   Maina expressed optimism that with concerted efforts and assistance, men’s support and leadership from appropriate quarters and especially women, the gender gaps and inequalities can be eradicated.

   Maina, however, said women in Nigeria were still faced with a lot of challenges which needed to be surmounted with the passage of time.  She explained that violence against women including sexual and domestic violence has continued to rise while majority of the victims are either too afraid to speak out due to cultural restrictions and the claims of such women of their desire to keep their marriages. This she said has not helped in putting a stop to the rise in the manner women are been used in conflicts.  

On the political scene, she said women have continue to lose out in leadership positions due to their inability to match their male counterparts financially.  

   “Women are still poorer, less visible with less access and opportunities than men in all fields.” She said.

   With the achievements recorded so far in Nigeria, stakeholders said they recognised the fact that sustainable development, peace and security and human rights would remain elusive without women.  They maintained that pervasive discrimination, inequality, violence against women and girls continue to prevent them from acting as agents of change for the well-being of all humanity.

   The UN women specifically propounded the ‘SHE’ imperative where they said ‘S’ stands for security of women and girls from all forms of violence, ‘H’ human rights including sexual and reproductive rights, equal pay, recognition of unpaid care, work and also recognition of opportunities and ‘E’ empowered decision making and full leadership and participation.   They said the ‘SHE’ imperative cannot be more important to Nigeria than now especially when the 59th CSW is up-coming where review of past instrument and recommendations would be laid on the table.

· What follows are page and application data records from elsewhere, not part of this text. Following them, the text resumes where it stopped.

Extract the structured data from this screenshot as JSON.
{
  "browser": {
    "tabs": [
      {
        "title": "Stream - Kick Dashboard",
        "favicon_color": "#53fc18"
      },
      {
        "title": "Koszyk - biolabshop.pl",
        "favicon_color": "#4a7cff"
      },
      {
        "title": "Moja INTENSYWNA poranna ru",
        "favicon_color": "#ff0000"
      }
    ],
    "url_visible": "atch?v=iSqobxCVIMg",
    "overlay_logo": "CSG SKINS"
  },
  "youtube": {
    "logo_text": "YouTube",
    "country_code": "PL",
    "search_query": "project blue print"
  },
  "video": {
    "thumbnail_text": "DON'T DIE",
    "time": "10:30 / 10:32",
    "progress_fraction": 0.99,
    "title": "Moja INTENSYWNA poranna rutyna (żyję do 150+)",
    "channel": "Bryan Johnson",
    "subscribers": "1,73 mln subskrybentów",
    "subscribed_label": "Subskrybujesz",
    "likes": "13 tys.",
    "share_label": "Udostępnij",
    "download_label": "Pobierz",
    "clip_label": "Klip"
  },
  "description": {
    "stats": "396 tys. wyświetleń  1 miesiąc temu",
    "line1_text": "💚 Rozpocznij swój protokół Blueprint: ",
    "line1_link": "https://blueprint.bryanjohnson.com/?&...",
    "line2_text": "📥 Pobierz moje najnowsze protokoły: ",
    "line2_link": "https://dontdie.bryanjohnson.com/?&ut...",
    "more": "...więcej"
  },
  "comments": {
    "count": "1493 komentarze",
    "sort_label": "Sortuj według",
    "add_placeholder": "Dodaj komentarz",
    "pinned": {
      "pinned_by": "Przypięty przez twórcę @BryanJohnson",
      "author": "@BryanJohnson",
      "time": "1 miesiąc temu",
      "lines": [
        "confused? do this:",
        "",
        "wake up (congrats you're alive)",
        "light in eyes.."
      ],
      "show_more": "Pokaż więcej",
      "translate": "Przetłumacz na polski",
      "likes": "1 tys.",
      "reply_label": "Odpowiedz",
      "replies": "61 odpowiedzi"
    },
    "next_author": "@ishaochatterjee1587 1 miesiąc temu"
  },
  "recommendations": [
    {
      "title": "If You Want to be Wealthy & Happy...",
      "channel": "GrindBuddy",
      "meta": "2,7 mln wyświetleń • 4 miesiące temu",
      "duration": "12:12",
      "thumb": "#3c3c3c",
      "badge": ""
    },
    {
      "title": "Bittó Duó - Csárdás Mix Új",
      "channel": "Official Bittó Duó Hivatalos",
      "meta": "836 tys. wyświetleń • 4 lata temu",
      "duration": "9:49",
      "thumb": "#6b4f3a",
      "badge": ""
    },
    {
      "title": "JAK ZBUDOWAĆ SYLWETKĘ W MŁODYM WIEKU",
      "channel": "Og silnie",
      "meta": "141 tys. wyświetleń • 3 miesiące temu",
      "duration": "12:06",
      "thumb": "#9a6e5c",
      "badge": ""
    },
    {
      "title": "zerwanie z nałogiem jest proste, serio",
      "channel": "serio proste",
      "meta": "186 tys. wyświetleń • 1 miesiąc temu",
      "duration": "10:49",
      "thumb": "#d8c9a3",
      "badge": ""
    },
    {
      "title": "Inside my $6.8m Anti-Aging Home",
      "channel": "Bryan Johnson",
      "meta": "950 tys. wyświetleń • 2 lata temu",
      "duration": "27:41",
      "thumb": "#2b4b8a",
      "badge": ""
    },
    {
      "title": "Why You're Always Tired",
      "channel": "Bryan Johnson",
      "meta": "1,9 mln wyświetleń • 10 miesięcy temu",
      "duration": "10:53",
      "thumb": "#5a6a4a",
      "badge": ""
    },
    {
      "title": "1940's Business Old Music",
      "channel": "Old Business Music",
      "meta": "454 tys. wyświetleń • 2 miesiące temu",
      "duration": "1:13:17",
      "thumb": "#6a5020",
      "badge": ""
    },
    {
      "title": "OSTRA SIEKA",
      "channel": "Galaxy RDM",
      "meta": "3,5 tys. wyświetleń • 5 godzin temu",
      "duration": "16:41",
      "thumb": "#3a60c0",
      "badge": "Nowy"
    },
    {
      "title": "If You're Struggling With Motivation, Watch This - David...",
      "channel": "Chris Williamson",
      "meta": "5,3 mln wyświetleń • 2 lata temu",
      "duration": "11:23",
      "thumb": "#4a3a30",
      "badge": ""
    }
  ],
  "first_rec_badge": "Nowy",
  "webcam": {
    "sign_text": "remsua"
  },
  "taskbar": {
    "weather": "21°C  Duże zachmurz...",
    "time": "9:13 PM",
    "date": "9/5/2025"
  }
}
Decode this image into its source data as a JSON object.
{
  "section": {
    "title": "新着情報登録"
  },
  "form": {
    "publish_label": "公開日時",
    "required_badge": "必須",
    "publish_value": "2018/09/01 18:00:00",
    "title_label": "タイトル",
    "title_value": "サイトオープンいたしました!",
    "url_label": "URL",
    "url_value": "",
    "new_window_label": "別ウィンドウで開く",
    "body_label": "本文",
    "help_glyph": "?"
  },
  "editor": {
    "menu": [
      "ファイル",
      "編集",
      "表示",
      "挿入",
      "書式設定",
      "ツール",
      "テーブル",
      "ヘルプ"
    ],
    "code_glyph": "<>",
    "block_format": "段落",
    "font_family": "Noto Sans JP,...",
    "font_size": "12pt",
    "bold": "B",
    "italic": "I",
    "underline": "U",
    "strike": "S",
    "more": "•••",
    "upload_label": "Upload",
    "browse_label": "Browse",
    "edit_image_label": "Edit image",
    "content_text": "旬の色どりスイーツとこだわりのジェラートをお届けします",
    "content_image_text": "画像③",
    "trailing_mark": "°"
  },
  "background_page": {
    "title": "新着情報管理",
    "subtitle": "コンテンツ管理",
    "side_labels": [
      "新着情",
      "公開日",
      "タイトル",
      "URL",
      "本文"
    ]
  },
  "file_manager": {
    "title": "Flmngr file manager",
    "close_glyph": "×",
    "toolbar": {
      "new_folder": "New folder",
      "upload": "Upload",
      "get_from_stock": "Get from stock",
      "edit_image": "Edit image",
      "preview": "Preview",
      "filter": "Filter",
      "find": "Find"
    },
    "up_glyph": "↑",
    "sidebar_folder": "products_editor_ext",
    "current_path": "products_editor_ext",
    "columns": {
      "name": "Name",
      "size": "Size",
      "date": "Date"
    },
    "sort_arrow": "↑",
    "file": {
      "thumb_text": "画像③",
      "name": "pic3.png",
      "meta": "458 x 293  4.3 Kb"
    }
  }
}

   Nigeria desires to use the various segments during the New York conference to push for a sustainable development, post 2015 agenda, that would include a goal for gender equality with clear gender targets and indicators in all other goals to facilitate continuous prioritization of gender equality; re-commit to the implementation of the existing gaps of the Beijing Platform for Action; ensure elimination of violence against women; ensure sexual violence is treated with priority and seriousness and that an enabling environment is created for women to go to school, to work, to own land,  to govern and influence national, regional and global policies and be treated equally with attendant rights.

   Maina said: ‘The post 2015 sustainable development goals should be such that would remove member states from commitments to actions, for this lies the future and the future of generations unborn.  The future we want is definitely ours to decide’.

Nigeria will also leverage on the coincidence of the conference with the global climate change impact to discuss the way forward in addressing issues of environment, climate change and how to protect the country from its effects.   Similarly, issues of security and peace will also be on the front burner as part of the agenda of the conference will address the 15th year review of the implementation of UN Security Council Resolution 1325 which is the women, peace and security commitments within the time frame of 2000 to 2015 as well as Africa’s setting on peace and security, sustainable development and humanitarian action.  It is also five years into the Africa Women’s Decade which spans 2010 to 2020.  Nigeria women will be able to appraise and assess how the journey had been since 2010 and where they hope to be come 2020.  Again all these instruments are components that has contributed to the implementation of the Beijing Platform for Action and Declaration.